A PwC report on Preparing for Tomorrow’s Workforce highlights the pressing need for leaders to prepare and deliver performance by helping employees to thrive. It requires “a clear vision for an uncertain world – one that sets out transparently the plans that allow people to take on new and augmented roles, and vitally, to create a compelling people experience.”
Professor Herminia Ibarra from London Business School said at last year’s World Economic Forum, “Research shows that the productivity benefits of digital technologies like AI depend on the adopting firms’ ability to [reorganize] their core business processes around the new technology. This sort of transformation is more likely in cultures that promote experimentation, learning agility and a growth mind-set.”
See more on how to create a positive business culture in the AI world here. Business needs to move toward a place where value is placed on ideas rather than time spent. More innovation can happen when mundane tasks get completed by machines and are removed from the workload.
Flexible working and the four-day working week
There’s a new approach in forward-thinking businesses on how to optimize performance. Ironically, it has to do with actually working for less than normal hours. According to Forbes, businesses adopting the four-day working week model aren’t doing it out of the goodness of their hearts – it is more to reflect a belief that the key to getting the best out of staff lies in ensuring a decent work-life balance. The timing for this couldn’t be better if predictions on the amount of work available play out as automation and AI further develop.
Flexible working practices also are trending. In a report on how millennials and Gen Z are reshaping the future of the workforce, Stephane Kasriel, CEO at Upwork and an expert in staffing innovation and remote work, says “The traditional 9-to-5 office job doesn’t adequately support the lives millennials and Gen Zs want to live. They are flexible-work natives, raised during and after the dotcom bubble, where the acceleration of technology has sped up exponentially over time.

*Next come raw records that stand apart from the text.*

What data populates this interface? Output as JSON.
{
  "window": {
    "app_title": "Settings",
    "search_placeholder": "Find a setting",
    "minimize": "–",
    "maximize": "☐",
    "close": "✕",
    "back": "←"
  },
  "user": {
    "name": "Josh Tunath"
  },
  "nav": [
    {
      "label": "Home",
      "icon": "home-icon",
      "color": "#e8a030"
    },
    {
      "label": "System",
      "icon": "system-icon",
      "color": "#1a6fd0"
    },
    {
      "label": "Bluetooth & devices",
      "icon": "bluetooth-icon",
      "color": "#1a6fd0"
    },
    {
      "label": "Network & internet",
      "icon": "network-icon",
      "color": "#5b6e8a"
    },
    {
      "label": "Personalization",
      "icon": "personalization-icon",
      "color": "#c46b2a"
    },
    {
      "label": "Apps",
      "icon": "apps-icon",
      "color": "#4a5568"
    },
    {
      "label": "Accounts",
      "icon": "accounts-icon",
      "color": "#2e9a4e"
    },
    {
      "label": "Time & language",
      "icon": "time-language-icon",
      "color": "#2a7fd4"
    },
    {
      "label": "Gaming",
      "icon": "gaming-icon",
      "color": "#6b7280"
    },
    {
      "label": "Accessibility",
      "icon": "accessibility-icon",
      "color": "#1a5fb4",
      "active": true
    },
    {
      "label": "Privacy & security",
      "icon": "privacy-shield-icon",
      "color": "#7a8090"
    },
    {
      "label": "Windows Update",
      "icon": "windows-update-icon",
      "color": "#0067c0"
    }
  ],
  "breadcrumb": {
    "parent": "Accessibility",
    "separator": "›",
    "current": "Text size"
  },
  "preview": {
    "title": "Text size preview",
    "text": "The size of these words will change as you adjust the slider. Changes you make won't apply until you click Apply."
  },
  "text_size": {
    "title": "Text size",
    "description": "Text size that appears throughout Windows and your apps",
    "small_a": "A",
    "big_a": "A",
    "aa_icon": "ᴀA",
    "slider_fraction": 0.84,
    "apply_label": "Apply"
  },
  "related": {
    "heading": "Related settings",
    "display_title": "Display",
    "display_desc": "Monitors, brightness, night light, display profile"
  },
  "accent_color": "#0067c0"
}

“As they ascend into managerial positions, they’re ditching traditional, archaic models of work in favor of a flexible, remote workforce. They’ll work with more freelancers, invest in reskilling and empower their teams to work remotely.”

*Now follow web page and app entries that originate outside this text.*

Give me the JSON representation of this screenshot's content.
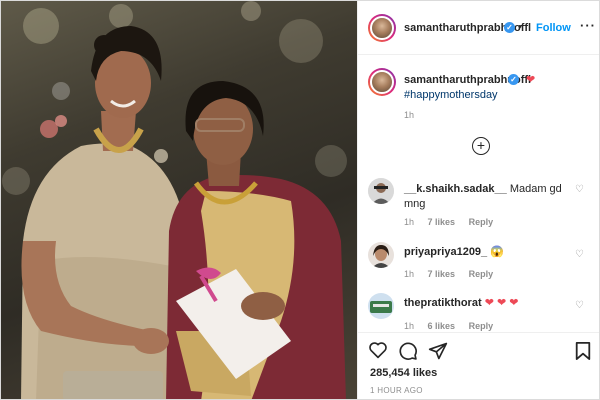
{
  "post": {
    "username": "samantharuthprabhuoffl",
    "follow_label": "Follow",
    "separator": "•",
    "more_icon": "more-icon",
    "verified_mark": "✓"
  },
  "caption": {
    "username": "samantharuthprabhuoffl",
    "emoji": "❤",
    "hashtag": "#happymothersday",
    "time": "1h"
  },
  "load_more_symbol": "+",
  "comments": [
    {
      "username": "__k.shaikh.sadak__",
      "text": "Madam gd mng",
      "time": "1h",
      "likes": "7 likes",
      "reply": "Reply"
    },
    {
      "username": "priyapriya1209_",
      "text": "😱",
      "time": "1h",
      "likes": "7 likes",
      "reply": "Reply"
    },
    {
      "username": "thepratikthorat",
      "text": "❤ ❤ ❤",
      "time": "1h",
      "likes": "6 likes",
      "reply": "Reply"
    }
  ],
  "likes_count": "285,454 likes",
  "post_time": "1 HOUR AGO",
  "icons": [
    "heart-icon",
    "comment-icon",
    "share-icon",
    "bookmark-icon",
    "add-circle-icon"
  ],
  "colors": {
    "link_blue": "#0095f6",
    "heart_red": "#ed4956",
    "muted": "#8e8e8e"
  }
}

This is the workforce of the future.
Ethics and millennials
Millennials want to work for ethical businesses. A survey on millennials by Deloitte reveals that optimism and trust toward businesses by millennials and Gen Zs have reached troubling low levels. Survey respondents did not think highly of leaders’ impact on society, their commitment to improving the world, or their trustworthiness.

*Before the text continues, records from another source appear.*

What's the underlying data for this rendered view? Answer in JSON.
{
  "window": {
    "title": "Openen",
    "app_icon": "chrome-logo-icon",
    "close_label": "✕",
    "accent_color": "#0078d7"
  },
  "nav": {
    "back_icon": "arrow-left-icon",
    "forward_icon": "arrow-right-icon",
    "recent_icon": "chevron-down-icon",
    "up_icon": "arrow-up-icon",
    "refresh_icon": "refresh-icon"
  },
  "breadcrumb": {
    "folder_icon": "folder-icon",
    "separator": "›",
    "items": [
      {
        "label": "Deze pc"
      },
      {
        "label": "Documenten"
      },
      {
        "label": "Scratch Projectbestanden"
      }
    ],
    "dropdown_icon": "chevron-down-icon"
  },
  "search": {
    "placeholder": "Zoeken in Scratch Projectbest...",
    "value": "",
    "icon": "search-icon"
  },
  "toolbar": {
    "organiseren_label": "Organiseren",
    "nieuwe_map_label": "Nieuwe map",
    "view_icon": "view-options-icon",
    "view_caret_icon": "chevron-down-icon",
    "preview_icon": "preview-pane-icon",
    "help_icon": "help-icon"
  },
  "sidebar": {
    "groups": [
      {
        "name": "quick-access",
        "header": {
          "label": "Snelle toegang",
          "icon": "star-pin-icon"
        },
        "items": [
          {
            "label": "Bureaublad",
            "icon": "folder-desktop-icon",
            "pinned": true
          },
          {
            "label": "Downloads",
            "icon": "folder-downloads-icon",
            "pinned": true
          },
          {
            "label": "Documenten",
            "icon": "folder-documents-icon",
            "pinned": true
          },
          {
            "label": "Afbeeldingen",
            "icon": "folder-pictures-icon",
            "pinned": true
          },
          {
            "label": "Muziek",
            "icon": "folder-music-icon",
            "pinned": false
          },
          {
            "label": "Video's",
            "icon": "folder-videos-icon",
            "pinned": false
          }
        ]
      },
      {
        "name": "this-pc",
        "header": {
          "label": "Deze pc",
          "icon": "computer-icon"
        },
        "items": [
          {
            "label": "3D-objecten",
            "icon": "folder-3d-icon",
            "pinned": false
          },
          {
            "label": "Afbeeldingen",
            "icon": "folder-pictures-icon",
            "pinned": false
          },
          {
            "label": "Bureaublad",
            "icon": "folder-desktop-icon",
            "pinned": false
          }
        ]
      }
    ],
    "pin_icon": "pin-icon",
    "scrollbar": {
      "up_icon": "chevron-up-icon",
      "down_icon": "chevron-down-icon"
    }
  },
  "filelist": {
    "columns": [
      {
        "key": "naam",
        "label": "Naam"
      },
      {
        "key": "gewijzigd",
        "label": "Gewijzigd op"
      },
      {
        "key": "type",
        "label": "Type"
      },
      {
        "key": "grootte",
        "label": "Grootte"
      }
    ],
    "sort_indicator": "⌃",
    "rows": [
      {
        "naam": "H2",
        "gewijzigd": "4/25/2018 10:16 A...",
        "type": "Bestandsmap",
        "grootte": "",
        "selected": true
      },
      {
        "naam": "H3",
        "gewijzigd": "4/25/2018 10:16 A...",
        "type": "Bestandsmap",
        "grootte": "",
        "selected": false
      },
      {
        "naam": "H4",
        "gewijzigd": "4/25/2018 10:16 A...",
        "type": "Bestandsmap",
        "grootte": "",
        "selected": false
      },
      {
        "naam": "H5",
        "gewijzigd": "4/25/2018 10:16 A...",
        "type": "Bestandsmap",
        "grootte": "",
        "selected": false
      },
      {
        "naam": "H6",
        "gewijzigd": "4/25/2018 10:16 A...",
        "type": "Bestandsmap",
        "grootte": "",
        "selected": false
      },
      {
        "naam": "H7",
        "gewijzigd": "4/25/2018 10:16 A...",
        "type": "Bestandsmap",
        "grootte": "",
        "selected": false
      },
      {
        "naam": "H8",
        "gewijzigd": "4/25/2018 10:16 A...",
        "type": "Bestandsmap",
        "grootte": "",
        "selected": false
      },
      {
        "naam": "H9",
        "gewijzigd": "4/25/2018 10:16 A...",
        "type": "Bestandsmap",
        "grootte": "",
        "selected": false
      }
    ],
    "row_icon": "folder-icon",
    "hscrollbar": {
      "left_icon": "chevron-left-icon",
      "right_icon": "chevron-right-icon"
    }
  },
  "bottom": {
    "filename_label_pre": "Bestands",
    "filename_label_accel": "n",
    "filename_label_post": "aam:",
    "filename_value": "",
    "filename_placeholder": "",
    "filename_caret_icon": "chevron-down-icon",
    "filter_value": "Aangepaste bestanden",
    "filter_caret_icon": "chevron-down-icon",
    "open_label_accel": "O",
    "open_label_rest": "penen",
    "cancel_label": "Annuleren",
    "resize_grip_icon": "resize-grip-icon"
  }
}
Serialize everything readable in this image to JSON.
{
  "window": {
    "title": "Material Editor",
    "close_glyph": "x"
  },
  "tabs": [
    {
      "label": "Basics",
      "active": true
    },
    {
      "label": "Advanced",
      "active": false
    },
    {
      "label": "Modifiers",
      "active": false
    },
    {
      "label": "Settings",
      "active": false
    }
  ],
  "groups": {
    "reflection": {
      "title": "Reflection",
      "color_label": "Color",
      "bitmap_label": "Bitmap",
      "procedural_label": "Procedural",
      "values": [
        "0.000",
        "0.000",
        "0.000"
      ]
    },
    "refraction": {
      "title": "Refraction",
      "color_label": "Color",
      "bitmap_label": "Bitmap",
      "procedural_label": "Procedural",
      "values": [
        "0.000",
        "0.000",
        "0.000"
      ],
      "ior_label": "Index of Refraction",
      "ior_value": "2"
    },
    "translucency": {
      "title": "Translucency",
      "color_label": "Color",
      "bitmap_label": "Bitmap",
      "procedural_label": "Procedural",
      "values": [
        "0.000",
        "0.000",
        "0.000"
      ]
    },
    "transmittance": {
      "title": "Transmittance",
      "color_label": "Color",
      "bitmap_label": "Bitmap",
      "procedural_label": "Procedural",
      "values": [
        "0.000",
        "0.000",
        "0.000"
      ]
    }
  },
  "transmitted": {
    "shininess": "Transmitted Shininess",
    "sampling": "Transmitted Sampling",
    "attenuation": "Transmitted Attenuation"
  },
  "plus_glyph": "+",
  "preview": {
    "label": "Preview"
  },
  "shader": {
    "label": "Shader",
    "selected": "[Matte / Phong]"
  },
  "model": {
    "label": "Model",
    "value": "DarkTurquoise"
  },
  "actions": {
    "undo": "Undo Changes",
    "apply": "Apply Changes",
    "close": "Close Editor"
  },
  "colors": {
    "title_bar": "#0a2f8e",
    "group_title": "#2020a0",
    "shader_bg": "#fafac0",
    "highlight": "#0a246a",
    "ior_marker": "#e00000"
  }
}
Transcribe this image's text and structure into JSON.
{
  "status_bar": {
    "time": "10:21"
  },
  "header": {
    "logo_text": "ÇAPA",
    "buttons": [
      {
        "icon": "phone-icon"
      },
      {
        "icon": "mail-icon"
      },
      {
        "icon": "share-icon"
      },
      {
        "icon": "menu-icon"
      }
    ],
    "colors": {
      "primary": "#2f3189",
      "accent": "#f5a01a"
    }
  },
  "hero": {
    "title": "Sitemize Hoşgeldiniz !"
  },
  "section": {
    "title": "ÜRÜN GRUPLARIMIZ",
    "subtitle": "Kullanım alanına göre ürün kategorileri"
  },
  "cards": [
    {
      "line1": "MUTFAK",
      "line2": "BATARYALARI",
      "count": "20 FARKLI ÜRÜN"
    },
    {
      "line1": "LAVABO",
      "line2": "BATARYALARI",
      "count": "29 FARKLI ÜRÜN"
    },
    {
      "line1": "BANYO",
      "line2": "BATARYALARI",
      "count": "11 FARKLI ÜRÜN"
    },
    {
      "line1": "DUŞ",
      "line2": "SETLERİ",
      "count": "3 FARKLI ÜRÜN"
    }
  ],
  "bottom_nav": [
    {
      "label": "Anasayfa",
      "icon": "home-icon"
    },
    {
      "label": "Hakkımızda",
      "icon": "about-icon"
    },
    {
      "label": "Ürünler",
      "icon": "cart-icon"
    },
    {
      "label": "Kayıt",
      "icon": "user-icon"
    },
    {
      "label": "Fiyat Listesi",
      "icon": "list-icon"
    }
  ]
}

Attracting millennial talent will be much easier for socially responsible businesses in the future. Corporate social responsibility is no longer a nice-to-have business policy – it’s essential. Business ethics will play an increasing role in workforce development.
While the emphasis on jobs likely to be lost as a result of AI and automation tends to be on low-skilled work, traditional professional roles are also in jeopardy as they become replaced by increasingly capable information processing systems.Building the workforce of tomorrow requires business leaders to prioritize the training and development of employees to keep up with emerging technologies. Deploying human capital into other areas, understanding the expectations and needs of younger generations in the workplace, and creating an innovative and nurturing culture will define the successful businesses of the future.
Supporting workers through the transition is in the hands of the business community, the Government and the education system. Ethical consumerism will also continue to nip at the heels of business.